==== Working data ====
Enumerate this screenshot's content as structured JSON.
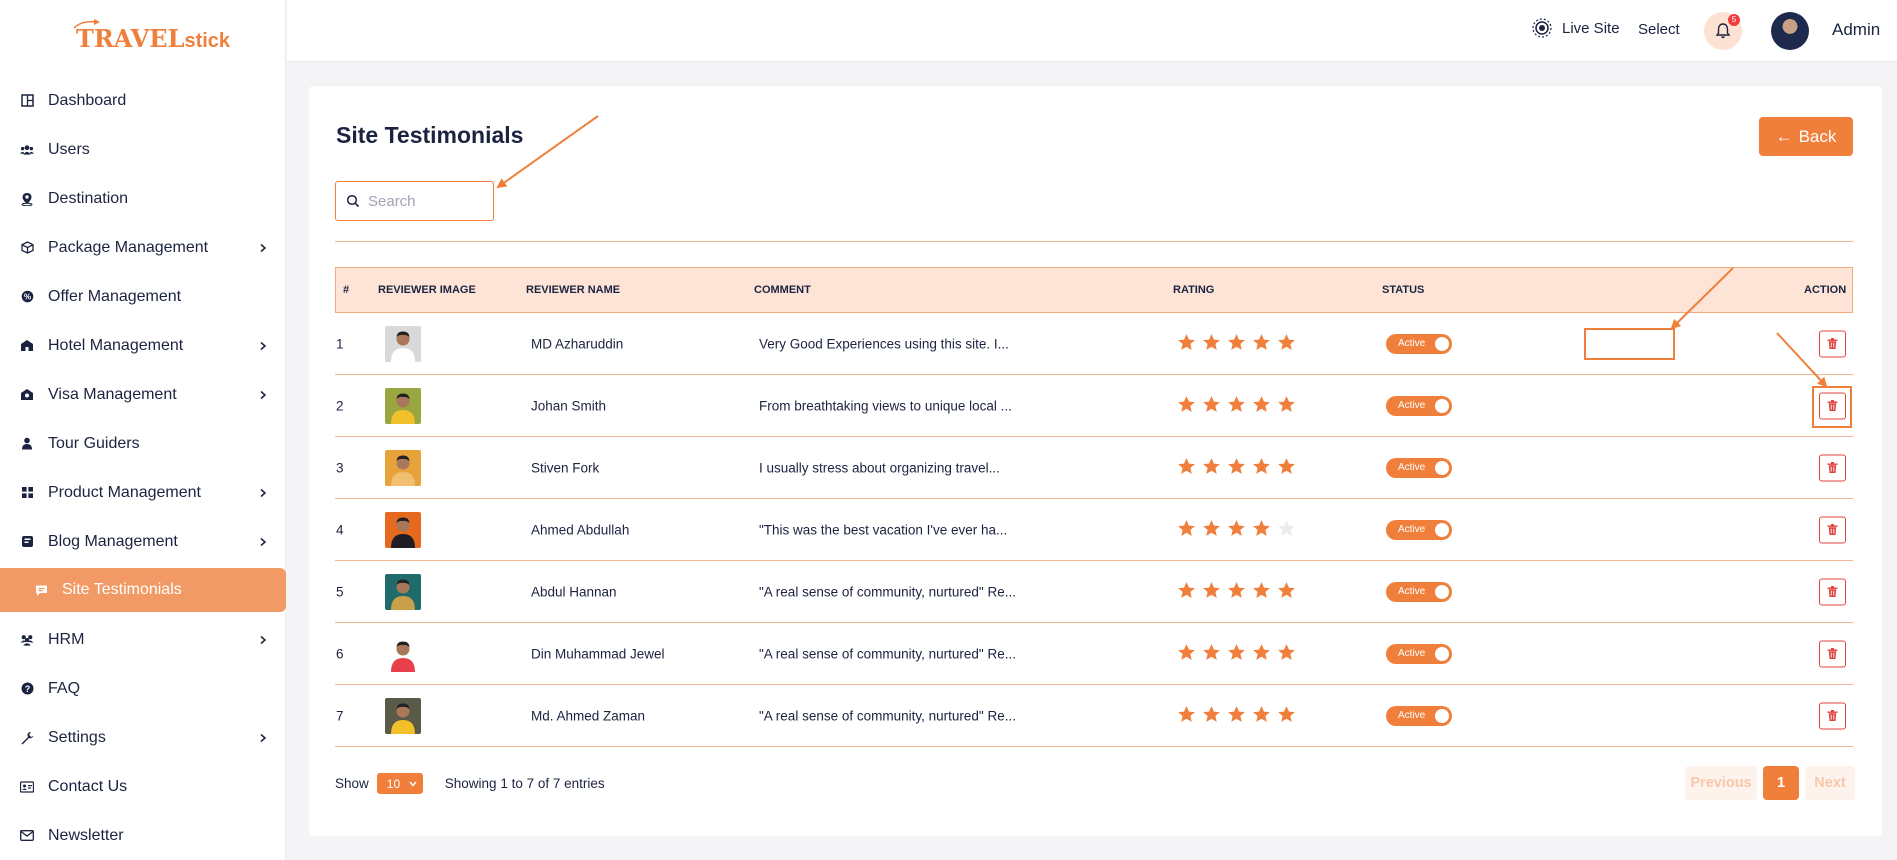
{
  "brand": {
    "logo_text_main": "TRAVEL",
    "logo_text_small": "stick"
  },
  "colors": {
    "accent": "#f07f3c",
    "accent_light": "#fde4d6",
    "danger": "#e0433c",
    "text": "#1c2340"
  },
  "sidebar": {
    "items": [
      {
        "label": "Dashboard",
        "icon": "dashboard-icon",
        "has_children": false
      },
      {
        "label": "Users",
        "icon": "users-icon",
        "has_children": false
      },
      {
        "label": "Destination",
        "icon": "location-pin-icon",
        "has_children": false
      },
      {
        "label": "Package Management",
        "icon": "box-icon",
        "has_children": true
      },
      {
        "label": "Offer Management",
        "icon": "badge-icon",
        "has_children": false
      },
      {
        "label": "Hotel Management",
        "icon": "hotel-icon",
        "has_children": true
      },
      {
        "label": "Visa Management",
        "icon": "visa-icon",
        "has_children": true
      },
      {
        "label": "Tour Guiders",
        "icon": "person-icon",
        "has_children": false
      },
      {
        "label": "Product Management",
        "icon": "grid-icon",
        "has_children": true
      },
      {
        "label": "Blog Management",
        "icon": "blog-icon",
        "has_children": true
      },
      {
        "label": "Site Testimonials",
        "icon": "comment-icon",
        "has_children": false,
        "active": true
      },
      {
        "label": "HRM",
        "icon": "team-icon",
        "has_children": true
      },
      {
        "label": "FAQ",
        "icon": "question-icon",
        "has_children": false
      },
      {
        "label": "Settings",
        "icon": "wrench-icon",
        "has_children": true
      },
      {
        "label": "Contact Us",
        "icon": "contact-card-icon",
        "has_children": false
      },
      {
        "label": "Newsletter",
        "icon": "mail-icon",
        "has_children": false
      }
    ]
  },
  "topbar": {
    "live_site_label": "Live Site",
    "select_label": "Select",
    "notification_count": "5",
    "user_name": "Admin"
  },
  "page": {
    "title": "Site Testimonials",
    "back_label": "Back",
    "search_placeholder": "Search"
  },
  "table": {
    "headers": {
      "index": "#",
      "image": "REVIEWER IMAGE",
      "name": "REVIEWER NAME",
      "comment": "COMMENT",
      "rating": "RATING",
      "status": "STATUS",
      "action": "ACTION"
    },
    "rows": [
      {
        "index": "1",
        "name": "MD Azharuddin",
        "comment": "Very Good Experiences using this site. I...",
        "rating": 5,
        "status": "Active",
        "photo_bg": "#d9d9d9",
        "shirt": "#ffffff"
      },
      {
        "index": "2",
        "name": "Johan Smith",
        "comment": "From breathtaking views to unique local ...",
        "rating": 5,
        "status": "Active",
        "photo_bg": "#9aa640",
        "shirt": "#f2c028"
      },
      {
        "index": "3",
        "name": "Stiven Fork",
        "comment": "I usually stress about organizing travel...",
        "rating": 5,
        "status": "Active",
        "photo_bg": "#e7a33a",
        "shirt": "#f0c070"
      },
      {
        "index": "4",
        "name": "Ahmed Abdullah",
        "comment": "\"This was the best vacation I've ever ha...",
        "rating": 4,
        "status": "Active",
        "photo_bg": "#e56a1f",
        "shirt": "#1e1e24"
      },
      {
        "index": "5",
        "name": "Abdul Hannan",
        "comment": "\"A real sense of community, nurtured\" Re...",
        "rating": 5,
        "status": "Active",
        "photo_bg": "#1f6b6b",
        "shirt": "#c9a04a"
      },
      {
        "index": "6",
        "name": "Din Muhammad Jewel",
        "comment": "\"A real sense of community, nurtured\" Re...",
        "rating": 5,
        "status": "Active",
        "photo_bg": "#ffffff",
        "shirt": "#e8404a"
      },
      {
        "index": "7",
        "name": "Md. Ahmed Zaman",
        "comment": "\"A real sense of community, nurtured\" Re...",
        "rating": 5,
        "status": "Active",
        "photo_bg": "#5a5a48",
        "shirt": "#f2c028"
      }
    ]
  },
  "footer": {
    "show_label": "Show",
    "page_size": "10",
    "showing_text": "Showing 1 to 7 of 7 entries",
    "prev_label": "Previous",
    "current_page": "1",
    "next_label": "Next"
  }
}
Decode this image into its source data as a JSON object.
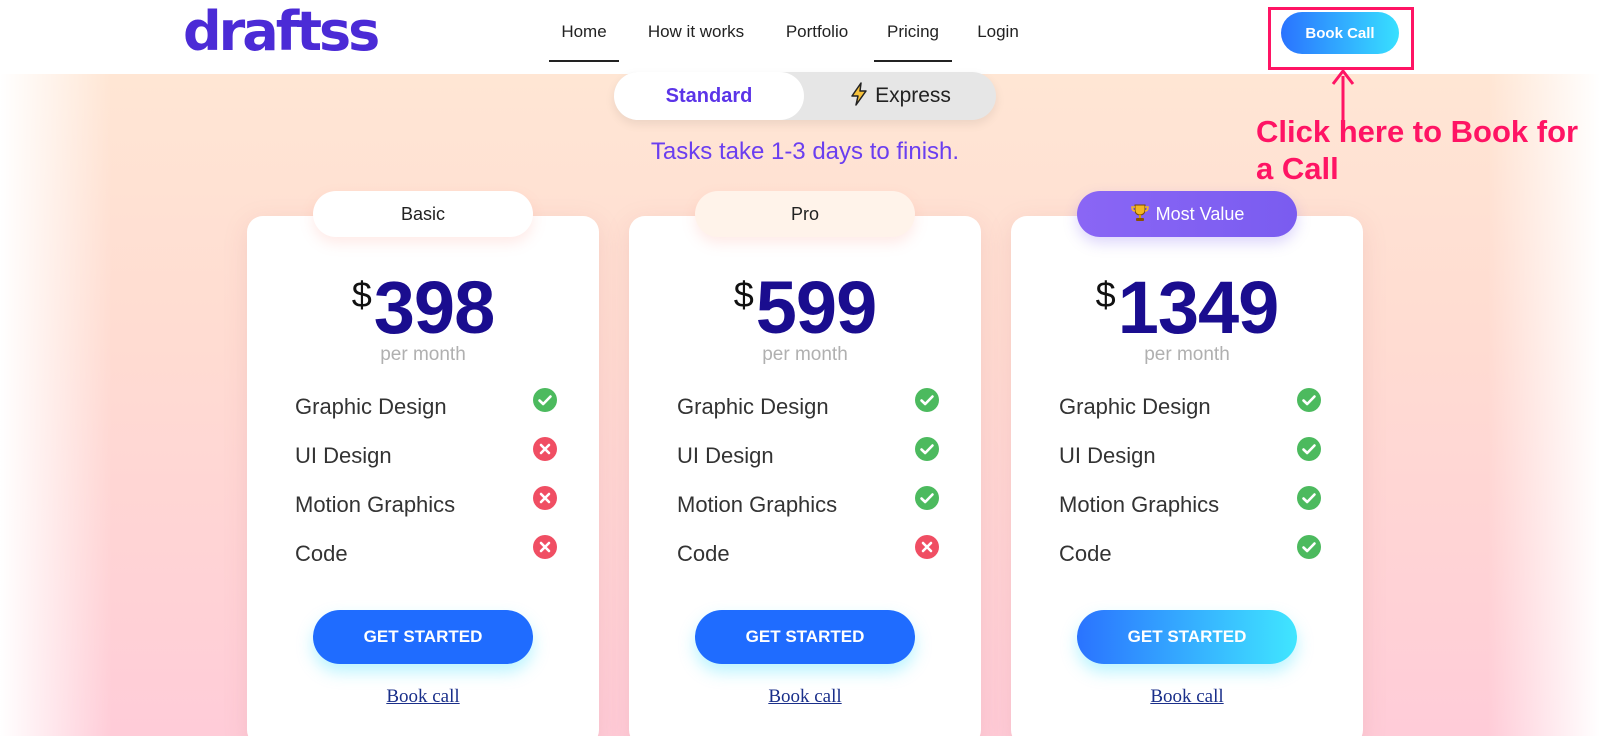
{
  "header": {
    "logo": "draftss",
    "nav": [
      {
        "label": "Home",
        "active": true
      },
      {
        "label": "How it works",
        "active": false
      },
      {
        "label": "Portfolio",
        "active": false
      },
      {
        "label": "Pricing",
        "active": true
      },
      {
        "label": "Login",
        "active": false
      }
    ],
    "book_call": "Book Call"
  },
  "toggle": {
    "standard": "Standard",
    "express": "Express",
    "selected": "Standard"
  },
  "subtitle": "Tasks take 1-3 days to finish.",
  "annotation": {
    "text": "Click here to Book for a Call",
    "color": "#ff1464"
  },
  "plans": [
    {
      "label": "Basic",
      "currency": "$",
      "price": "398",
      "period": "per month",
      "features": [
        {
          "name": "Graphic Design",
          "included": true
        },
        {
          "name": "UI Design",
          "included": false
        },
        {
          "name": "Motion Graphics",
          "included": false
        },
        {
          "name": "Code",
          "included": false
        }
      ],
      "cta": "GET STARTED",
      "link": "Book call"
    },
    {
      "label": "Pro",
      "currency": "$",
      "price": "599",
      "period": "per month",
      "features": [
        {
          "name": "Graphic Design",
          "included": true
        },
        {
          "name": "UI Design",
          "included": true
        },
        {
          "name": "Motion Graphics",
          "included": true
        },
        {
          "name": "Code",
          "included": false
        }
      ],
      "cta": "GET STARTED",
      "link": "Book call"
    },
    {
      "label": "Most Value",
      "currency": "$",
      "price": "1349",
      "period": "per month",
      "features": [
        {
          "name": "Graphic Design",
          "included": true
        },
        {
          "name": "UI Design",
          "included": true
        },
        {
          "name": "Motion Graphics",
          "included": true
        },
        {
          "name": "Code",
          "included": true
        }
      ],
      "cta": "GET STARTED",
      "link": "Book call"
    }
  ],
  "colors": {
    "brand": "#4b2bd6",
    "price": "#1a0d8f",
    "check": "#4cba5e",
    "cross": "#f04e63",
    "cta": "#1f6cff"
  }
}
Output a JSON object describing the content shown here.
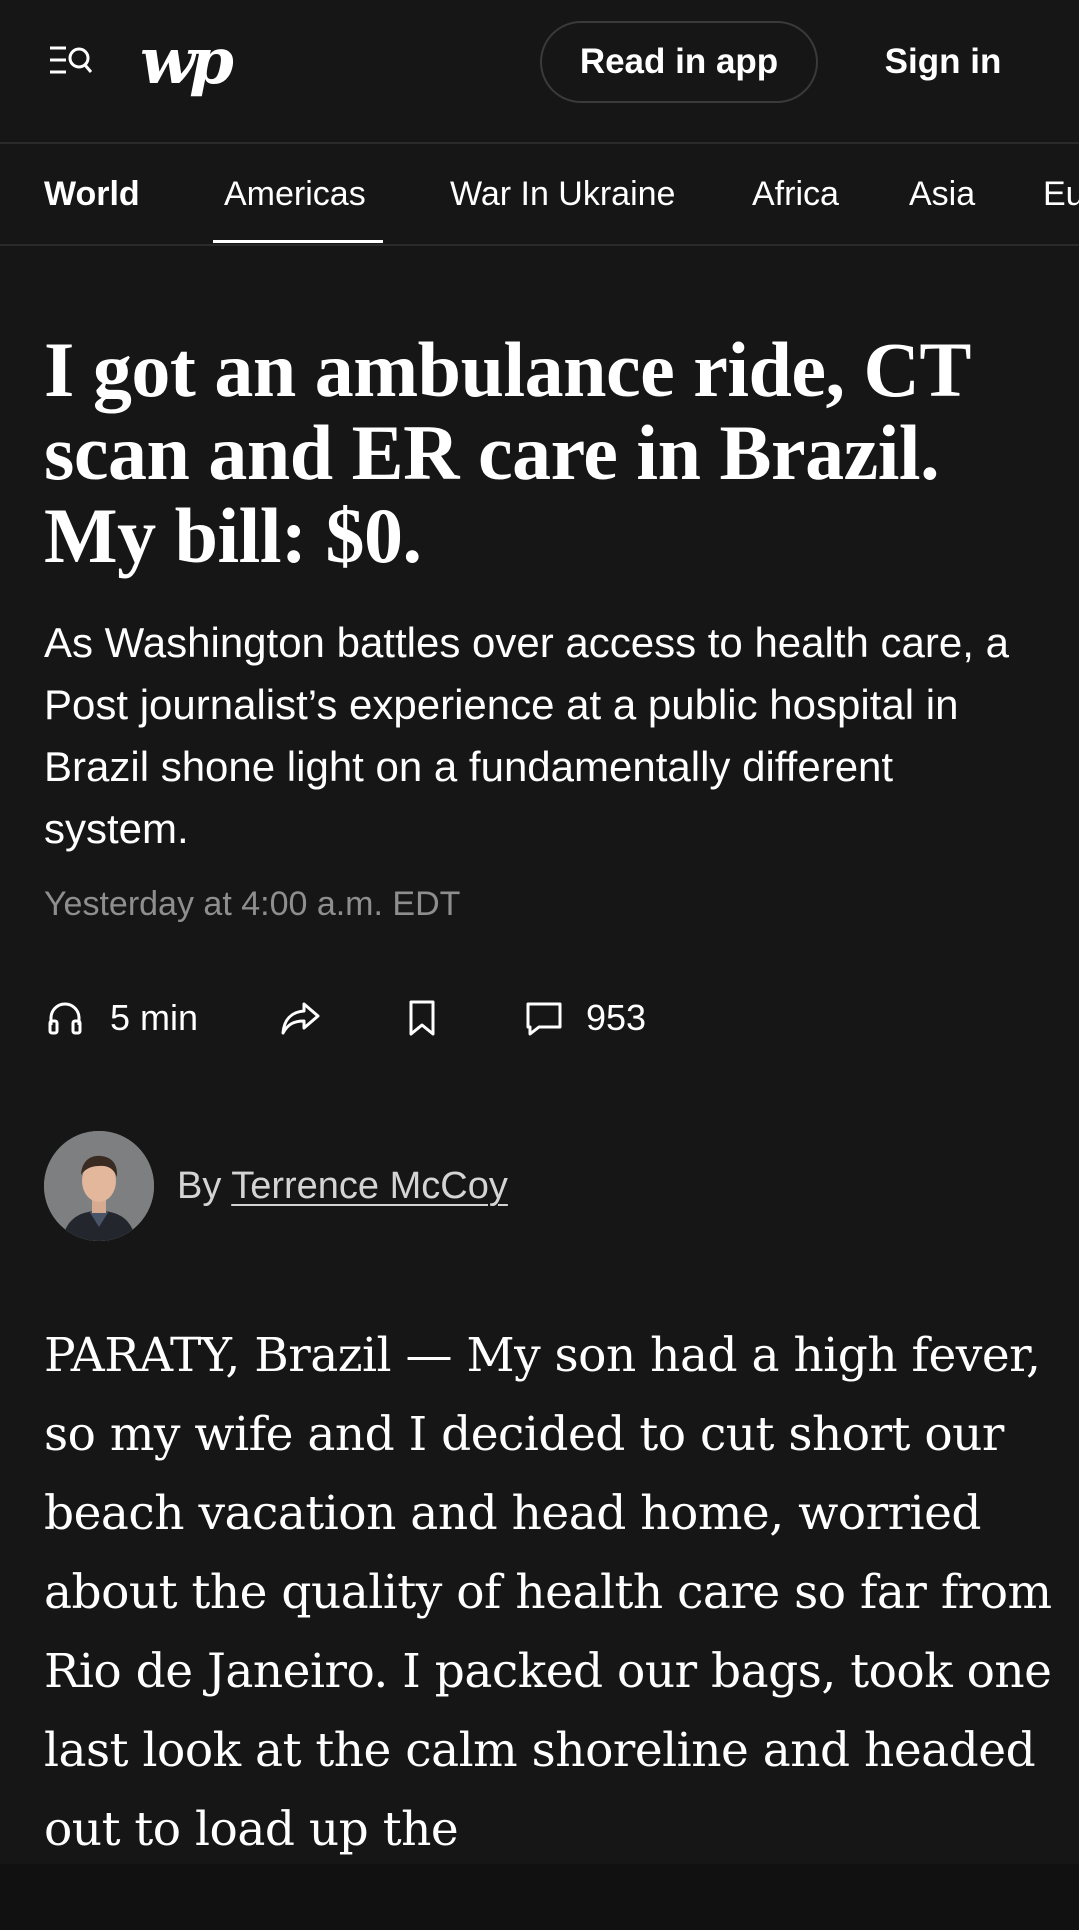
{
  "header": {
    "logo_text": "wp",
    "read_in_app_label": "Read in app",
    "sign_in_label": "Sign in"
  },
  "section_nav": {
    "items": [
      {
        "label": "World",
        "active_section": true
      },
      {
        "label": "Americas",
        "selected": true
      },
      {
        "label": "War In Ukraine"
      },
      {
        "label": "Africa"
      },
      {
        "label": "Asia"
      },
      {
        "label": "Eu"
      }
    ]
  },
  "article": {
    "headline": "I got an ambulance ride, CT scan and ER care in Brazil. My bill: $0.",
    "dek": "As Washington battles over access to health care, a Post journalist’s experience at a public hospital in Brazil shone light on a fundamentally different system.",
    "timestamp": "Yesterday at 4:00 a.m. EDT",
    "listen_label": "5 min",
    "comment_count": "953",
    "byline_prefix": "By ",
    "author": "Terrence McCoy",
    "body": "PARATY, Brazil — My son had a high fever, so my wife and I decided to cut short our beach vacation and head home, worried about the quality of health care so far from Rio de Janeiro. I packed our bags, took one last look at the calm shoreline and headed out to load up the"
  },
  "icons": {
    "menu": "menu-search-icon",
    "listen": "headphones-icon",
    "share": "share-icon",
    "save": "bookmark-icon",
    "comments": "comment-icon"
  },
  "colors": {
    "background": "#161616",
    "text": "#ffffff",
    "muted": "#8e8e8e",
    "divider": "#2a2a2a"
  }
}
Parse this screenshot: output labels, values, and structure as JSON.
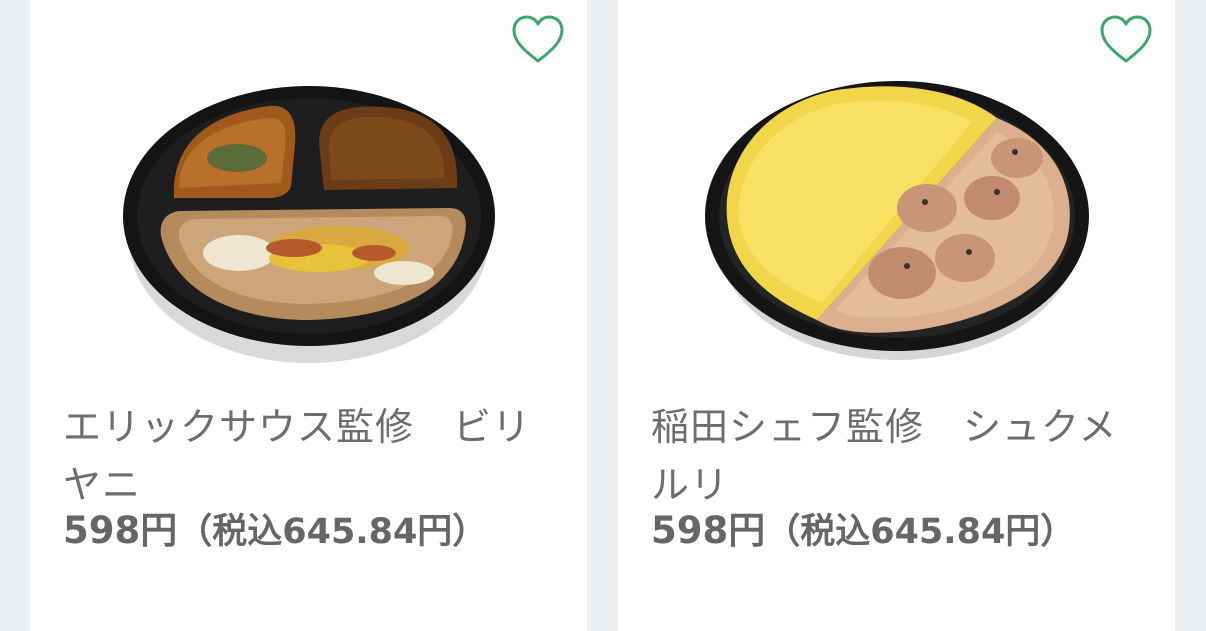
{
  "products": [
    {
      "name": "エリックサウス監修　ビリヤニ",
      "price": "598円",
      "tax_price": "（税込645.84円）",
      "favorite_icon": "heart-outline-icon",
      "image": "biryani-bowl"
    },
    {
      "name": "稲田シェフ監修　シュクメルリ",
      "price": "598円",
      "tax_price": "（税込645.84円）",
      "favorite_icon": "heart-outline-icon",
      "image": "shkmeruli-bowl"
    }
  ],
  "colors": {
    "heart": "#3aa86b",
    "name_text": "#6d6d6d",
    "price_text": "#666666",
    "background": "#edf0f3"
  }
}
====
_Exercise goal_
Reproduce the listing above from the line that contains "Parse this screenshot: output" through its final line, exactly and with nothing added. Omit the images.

_Result of the task_
Parse this screenshot: output labels, values, and structure as JSON.
{
  "products": [
    {
      "name": "エリックサウス監修　ビリヤニ",
      "price": "598円",
      "tax_price": "（税込645.84円）",
      "favorite_icon": "heart-outline-icon",
      "image": "biryani-bowl"
    },
    {
      "name": "稲田シェフ監修　シュクメルリ",
      "price": "598円",
      "tax_price": "（税込645.84円）",
      "favorite_icon": "heart-outline-icon",
      "image": "shkmeruli-bowl"
    }
  ],
  "colors": {
    "heart": "#3aa86b",
    "name_text": "#6d6d6d",
    "price_text": "#666666",
    "background": "#edf0f3"
  }
}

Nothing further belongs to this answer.